Meanwhile, it appears that Tanjiro and the gang’s rehabilitation training is complete and they are sent off to assist the flame pillar; Rengoku in combating a demon attacking a steam train. Thus we get a sequence that exemplifies the other aspect of this show I’ve loved outside of the animation; the characterisation. Specifically, what a great protagonist Tanjiro is.
He goes around thanking everyone at the Butterfly manor and saying his goodbyes, taking apart the standoffish Miss Aoi with a few words affirming what she is doing is good work, despite her apparent self loathing that kind of comes out of nowhere. And he does a real number on Kanao.
Able to find cracks in her staunch reliance on using a coin flip to make her own choices, grabbing the coin and cheerfully betting her entire personal philosophy on an (incredibly charming) coin flip. Then saying he would have flipped it over and over until he got the result he wanted anyway.
It’s such a blindly simple way of him giving some resolution to her horrible history of abuse, but Tanjrio knows nothing of that, and his pure, caring nature seems to be the real catalyst to jump start Kanao’s heart again. I mentioned it more than once before, but I love Tanjiro and a protagonist. He’s not really got much of an edge to him, but his simple, no nonsense approach to life, coupled with his extreme empathy for everyone and everything makes him an extremely attractive character to me.
Edgy characters are all well and good, but a purely heroic hero is sometimes exactly what you want. Even his biggest crutch as a character is his near suicidal love for his family and friends. Sure, he is a bundle of the most generic shonen tropes in classic protagonists of the genre, but it’s all executed so perfectly that he even outshines the like of Izuku Midoriya for me as a protagonist.
The episode ends with all three of the gang having mastered Total Concentration, Constant. Being able to burst the giant gourds, which kind of surprises me considering how behind the pace Zenitsu and Inosuke in their training, and make their way to the station to meet the demon haunted train.

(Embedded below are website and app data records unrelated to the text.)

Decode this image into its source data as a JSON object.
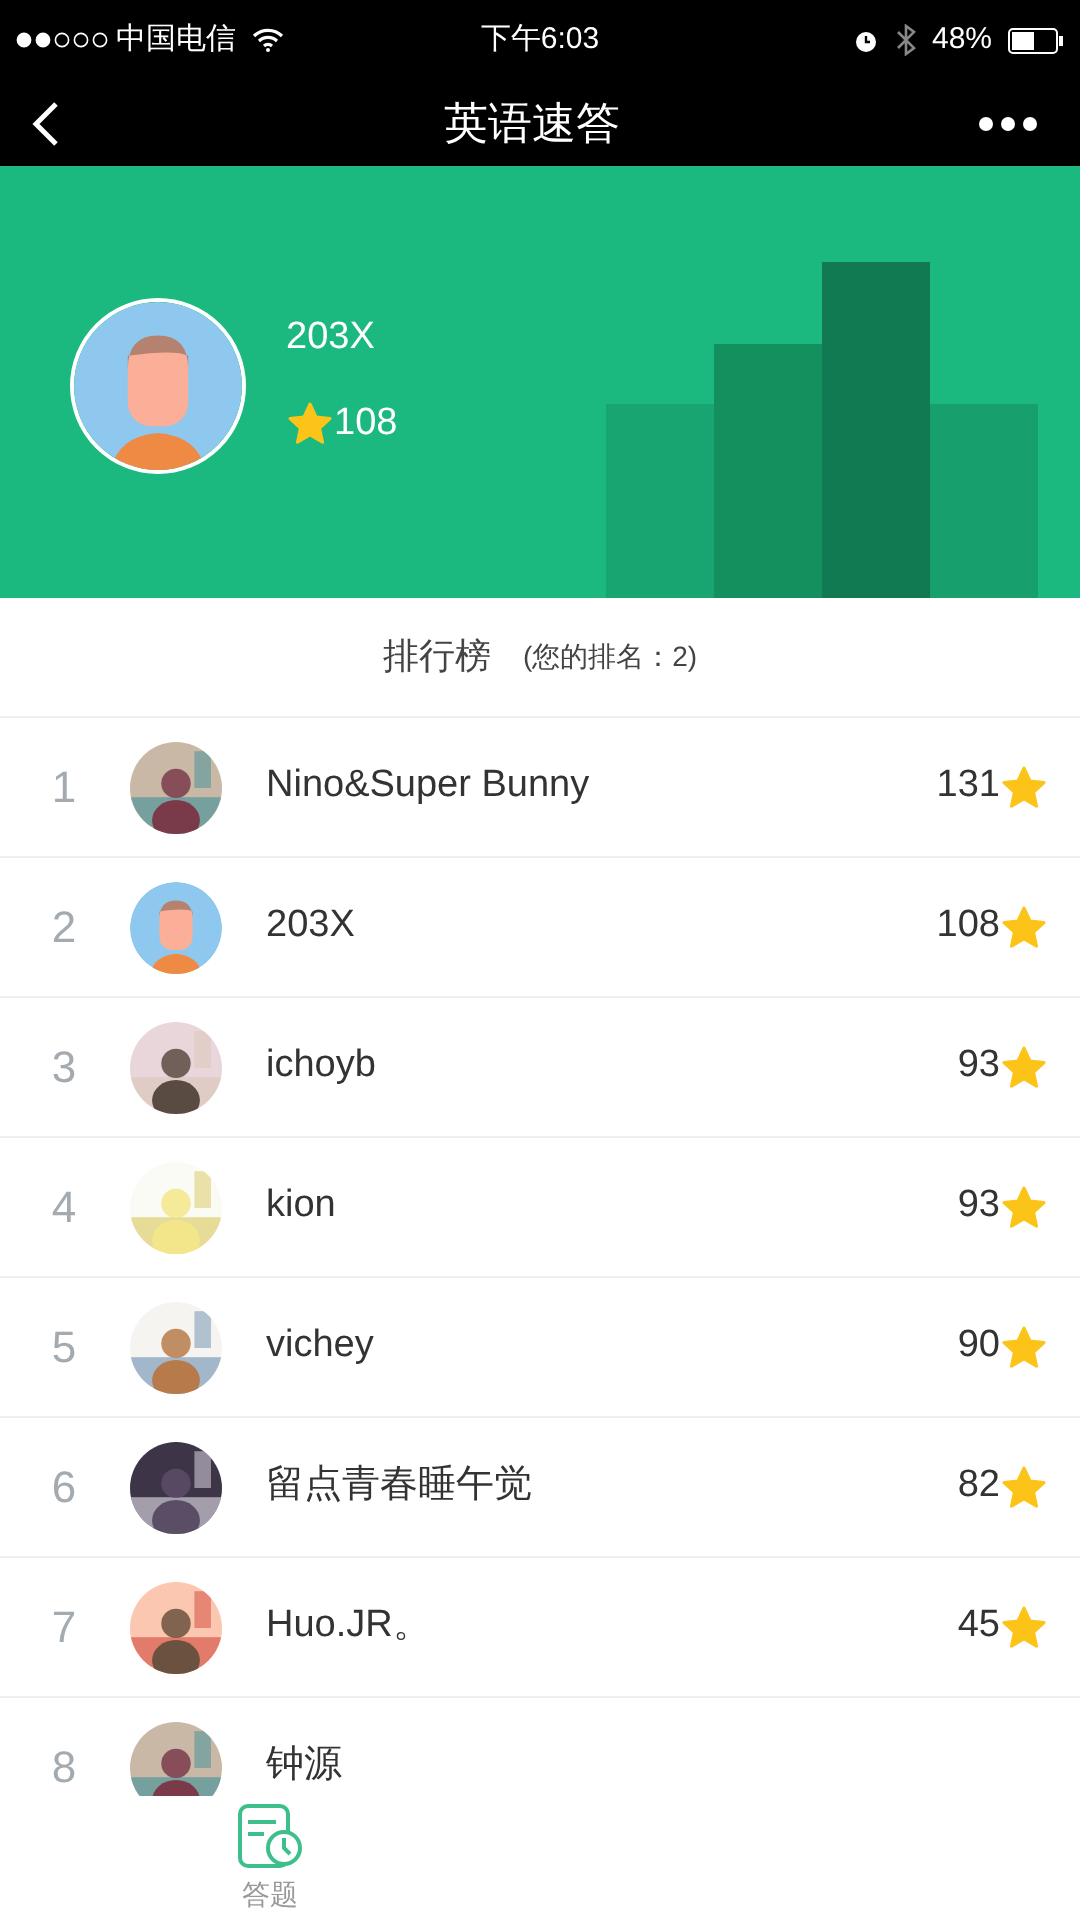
{
  "status_bar": {
    "carrier": "中国电信",
    "time": "下午6:03",
    "battery": "48%"
  },
  "nav": {
    "title": "英语速答"
  },
  "profile": {
    "name": "203X",
    "score": "108"
  },
  "leaderboard": {
    "title": "排行榜",
    "my_rank": "(您的排名：2)"
  },
  "rows": [
    {
      "rank": "1",
      "name": "Nino&Super Bunny",
      "score": "131"
    },
    {
      "rank": "2",
      "name": "203X",
      "score": "108",
      "avatar": {
        "kind": "cartoon"
      }
    },
    {
      "rank": "3",
      "name": "ichoyb",
      "score": "93"
    },
    {
      "rank": "4",
      "name": "kion",
      "score": "93"
    },
    {
      "rank": "5",
      "name": "vichey",
      "score": "90"
    },
    {
      "rank": "6",
      "name": "留点青春睡午觉",
      "score": "82"
    },
    {
      "rank": "7",
      "name": "Huo.JR。",
      "score": "45"
    },
    {
      "rank": "8",
      "name": "钟源"
    }
  ],
  "tab_bar": [
    {
      "label": "答题"
    }
  ]
}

One final curiosity to end on though, apparently the Demon Slayer aren’t recognised by the Japanese Government. In fact, the police and the government don’t even believe demons actually exist… What?! How is that even possible. We exist in a world with giant Spider headed hulks, people able to manifest water dragons out of swords and dozens of people going missing or showing up slaughtered on a weekly basis… How the hell can the government not be well aware, and heavily supporting the slayers?!

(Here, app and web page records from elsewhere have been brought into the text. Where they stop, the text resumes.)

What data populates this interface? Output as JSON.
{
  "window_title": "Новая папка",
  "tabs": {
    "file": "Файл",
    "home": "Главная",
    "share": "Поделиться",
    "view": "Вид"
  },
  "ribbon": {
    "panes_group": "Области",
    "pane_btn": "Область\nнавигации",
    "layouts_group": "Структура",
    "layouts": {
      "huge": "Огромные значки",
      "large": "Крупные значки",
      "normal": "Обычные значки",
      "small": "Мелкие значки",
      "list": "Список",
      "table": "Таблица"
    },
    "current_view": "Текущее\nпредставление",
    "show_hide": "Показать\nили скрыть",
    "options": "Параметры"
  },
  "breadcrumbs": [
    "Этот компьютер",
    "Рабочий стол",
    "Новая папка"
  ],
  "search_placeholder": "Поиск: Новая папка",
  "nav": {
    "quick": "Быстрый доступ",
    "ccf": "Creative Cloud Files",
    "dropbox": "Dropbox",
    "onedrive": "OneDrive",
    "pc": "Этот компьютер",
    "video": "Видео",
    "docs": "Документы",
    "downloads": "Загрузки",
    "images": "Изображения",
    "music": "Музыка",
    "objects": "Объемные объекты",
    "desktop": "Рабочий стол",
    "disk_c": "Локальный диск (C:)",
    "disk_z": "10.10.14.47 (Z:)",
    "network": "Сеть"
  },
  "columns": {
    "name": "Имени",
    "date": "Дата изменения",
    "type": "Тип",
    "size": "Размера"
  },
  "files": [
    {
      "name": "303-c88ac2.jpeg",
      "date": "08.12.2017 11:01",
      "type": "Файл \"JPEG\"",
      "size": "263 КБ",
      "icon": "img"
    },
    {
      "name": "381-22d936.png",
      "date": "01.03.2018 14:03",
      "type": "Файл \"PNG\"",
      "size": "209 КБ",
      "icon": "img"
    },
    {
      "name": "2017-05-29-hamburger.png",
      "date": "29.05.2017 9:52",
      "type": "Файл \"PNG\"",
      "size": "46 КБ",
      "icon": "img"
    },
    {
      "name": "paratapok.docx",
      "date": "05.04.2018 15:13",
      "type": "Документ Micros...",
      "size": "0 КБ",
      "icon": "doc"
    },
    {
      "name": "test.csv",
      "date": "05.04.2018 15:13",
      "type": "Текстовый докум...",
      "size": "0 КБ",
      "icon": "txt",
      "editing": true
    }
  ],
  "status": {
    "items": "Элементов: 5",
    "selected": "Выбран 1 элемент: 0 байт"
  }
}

They couldn’t help but drop a bombshell like that on me while walking out of the door could they.
Anyway, as the gang run from the police and jump on the train, we get a brief flashback to the events of the series thus far before cutting away to the Flame Pillar on board the same train as the powered up, last remaining member of the lower six demons stands atop the carriage, staring out into the night. Thus ending the first, of I hope many, series of Demon Slayer.
This was a phenomenal ride. It felt like the standard shonen formula boiled down into a more condensed format the the standard weekly release schedule of a Boruto or Dragon Ball Super. And oh boy does it benefit from that. The animation has been stellar throughout, as was the story development and character work. Not to mention some hauntingly beautiful music throughout.
The series kept up a good pace throughout and really shone from week to week, rarely did it feel like there was a wasted moment of unnecessary filler episode in the mix. It’s already one of my favourite shows I’ve seen since I started watching anime again last year and I feel like I’m going to have a lot more to say about it come my end of the year lists.
And to add a cherry to the cake that was Demon Slayer, the series ends with the revelation that a movie has been green lit, covering the next arc of the series.
~Coming of Age arc